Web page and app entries
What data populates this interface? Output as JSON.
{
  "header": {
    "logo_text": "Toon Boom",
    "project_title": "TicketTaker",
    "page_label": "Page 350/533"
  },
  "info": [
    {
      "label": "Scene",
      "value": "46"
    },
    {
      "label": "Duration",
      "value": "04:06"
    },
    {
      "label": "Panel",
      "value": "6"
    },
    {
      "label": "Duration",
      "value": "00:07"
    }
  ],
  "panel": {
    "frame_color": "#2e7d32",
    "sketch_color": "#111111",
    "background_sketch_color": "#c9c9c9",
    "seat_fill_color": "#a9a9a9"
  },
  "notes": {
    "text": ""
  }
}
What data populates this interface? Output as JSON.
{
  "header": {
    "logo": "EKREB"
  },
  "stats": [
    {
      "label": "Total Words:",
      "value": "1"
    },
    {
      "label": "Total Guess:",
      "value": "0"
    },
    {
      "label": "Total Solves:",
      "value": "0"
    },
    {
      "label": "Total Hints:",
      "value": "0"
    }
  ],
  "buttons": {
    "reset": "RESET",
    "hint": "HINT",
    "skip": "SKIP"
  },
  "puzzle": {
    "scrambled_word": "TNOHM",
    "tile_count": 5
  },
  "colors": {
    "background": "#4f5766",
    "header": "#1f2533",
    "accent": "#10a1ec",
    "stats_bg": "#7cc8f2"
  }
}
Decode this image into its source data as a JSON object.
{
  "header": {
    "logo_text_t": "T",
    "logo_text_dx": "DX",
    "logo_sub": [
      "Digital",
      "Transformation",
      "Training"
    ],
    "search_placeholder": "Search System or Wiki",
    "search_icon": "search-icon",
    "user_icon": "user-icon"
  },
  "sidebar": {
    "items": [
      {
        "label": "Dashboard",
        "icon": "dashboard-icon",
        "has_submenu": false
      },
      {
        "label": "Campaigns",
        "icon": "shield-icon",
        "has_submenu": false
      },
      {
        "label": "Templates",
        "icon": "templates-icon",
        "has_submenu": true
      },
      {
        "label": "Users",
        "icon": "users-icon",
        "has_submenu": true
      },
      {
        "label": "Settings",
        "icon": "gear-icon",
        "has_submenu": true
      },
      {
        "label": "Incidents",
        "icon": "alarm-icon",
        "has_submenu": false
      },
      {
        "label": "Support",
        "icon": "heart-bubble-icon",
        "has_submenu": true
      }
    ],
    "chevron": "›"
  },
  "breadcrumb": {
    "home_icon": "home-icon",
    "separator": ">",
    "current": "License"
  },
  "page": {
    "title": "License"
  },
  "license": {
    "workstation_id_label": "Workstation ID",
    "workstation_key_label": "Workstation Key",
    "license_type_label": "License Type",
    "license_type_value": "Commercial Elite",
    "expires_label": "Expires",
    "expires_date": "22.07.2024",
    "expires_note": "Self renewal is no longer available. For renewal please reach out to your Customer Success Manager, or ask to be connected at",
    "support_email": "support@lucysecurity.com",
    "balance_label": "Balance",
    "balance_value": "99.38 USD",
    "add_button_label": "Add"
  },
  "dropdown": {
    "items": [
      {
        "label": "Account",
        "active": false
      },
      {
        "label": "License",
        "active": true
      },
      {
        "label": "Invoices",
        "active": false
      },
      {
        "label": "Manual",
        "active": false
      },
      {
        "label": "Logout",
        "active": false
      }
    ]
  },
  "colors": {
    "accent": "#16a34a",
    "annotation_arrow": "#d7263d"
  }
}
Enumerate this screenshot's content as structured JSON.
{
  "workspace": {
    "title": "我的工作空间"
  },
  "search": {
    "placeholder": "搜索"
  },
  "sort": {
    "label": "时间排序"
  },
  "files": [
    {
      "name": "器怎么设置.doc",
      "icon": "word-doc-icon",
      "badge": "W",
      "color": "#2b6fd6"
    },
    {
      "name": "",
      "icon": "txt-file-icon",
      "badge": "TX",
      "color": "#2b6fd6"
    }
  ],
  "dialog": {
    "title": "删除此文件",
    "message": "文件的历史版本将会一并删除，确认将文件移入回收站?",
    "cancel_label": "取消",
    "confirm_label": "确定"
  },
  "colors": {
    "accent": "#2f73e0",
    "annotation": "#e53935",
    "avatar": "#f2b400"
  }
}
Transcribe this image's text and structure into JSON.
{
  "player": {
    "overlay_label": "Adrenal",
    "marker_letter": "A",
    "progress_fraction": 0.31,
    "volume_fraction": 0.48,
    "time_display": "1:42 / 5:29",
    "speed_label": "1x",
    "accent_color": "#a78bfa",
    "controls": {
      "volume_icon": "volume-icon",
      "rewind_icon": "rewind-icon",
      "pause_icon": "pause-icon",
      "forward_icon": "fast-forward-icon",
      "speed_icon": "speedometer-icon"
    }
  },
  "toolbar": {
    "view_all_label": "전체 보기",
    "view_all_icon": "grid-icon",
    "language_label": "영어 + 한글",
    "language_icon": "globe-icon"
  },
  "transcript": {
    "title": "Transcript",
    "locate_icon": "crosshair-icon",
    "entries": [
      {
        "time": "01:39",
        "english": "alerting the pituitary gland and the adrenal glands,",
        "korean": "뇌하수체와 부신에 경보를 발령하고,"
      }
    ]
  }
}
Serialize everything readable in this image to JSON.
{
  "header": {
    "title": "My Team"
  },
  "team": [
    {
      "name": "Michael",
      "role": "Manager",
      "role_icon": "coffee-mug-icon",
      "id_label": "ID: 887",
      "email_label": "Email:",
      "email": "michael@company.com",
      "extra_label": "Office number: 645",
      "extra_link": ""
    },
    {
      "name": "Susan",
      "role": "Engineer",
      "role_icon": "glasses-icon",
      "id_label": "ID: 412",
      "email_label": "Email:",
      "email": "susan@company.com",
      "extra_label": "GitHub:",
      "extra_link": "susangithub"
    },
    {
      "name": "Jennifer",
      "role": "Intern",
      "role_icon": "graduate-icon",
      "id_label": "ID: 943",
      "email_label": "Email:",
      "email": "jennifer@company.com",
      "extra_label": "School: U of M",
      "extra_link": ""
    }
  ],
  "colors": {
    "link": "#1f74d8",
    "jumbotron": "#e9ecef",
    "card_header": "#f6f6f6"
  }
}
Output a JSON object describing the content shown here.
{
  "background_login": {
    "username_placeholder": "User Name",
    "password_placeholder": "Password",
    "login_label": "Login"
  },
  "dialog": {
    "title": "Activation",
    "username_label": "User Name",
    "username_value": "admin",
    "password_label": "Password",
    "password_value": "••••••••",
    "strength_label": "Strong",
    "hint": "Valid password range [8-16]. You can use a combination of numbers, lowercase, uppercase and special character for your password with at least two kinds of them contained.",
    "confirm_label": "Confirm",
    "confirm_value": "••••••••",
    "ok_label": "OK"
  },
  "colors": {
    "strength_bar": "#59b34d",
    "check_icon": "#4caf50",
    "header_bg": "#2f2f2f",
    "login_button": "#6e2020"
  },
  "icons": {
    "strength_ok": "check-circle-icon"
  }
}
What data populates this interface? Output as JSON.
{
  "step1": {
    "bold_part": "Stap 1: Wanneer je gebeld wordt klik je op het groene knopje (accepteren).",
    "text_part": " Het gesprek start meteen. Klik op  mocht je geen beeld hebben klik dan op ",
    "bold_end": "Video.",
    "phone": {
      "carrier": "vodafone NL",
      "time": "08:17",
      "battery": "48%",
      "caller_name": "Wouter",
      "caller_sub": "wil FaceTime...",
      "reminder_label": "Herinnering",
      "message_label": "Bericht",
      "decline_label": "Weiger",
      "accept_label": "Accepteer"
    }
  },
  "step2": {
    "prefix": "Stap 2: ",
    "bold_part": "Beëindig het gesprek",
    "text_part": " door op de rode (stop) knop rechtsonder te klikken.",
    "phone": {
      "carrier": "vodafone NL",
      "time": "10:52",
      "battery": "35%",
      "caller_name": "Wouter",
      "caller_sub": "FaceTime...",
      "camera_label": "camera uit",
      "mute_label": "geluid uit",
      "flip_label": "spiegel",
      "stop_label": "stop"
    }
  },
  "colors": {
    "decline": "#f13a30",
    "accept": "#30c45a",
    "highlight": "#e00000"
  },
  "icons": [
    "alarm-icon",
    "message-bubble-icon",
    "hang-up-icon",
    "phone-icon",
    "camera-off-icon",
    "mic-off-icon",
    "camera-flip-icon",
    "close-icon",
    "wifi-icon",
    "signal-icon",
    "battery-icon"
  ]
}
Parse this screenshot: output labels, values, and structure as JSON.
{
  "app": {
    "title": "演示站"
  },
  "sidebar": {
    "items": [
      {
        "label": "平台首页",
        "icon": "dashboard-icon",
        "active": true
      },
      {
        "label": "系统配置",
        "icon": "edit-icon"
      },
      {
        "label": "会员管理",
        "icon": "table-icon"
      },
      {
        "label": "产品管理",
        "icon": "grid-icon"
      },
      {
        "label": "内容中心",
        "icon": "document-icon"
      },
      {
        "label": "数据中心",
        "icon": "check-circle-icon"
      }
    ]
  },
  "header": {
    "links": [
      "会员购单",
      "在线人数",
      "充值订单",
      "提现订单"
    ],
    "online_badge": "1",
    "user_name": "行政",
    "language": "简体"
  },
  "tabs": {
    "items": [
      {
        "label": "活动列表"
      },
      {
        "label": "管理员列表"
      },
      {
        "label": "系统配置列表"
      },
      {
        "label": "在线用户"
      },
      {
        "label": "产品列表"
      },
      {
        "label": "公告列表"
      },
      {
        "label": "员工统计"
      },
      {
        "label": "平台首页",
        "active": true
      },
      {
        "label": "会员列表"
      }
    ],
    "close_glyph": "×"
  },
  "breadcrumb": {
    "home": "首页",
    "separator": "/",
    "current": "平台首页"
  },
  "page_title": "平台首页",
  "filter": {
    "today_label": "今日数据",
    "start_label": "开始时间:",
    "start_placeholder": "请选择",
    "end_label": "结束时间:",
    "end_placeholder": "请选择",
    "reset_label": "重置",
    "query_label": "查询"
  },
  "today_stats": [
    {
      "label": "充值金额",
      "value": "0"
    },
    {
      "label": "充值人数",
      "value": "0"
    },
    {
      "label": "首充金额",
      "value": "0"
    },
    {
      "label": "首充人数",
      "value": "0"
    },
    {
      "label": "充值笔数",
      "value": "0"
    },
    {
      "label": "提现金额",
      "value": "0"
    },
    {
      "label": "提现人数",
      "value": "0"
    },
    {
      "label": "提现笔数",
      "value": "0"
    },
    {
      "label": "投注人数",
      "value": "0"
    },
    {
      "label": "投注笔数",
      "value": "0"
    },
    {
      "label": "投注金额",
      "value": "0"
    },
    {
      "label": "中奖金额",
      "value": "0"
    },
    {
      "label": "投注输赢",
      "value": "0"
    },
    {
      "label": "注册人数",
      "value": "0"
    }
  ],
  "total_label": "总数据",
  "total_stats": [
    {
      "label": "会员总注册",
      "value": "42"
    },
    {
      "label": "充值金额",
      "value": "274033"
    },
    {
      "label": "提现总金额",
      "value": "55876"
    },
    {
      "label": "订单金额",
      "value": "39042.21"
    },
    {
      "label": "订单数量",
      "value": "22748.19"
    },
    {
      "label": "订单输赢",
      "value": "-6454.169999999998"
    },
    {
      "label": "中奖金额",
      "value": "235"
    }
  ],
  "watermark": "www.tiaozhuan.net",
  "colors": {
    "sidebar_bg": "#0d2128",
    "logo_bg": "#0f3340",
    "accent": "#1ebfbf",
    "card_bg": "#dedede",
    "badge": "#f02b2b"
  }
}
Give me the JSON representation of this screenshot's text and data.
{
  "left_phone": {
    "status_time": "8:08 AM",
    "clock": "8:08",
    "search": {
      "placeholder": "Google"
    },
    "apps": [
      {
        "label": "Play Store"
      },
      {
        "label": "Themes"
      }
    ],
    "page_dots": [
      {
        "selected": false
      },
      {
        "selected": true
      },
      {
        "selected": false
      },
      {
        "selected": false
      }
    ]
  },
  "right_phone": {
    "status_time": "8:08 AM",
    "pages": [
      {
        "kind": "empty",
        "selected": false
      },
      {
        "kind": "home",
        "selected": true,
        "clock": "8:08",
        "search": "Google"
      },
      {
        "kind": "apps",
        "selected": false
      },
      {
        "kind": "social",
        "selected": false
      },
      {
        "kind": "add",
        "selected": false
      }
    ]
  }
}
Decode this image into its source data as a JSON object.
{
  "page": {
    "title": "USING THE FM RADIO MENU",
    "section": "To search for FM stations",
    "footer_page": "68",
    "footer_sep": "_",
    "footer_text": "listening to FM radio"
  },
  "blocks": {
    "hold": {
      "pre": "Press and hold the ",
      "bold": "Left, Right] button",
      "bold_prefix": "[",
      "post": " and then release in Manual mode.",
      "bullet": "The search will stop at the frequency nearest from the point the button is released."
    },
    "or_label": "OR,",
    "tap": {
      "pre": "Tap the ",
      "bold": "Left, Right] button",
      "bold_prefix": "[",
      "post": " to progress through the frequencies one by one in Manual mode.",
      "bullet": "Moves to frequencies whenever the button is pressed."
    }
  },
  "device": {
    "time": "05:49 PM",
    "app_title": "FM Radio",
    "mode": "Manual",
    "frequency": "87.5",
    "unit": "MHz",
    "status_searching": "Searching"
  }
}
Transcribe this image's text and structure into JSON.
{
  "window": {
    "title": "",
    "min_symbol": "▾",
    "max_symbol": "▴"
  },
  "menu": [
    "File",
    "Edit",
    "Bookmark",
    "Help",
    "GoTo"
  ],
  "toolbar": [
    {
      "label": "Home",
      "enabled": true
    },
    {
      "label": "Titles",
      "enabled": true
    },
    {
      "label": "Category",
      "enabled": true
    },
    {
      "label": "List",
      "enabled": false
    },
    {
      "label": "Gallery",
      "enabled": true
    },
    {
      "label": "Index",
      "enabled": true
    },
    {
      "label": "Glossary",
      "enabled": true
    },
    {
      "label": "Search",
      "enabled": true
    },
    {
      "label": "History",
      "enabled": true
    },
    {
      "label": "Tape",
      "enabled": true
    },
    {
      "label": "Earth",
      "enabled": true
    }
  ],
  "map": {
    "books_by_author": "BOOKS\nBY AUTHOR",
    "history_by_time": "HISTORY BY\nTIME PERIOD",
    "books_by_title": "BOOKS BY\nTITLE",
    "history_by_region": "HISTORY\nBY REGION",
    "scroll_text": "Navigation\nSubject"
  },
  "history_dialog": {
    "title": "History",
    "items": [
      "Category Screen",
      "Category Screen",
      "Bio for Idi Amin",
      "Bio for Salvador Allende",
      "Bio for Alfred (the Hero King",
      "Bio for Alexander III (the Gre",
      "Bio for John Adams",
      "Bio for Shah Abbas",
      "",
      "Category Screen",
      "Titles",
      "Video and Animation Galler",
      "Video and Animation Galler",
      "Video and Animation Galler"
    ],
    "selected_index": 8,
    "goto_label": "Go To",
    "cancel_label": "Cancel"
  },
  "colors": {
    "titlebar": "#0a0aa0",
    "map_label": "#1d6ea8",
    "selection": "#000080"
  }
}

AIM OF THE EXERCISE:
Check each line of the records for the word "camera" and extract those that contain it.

RESPONSE:
      "camera_label": "camera uit",
    "camera-off-icon",
    "camera-flip-icon",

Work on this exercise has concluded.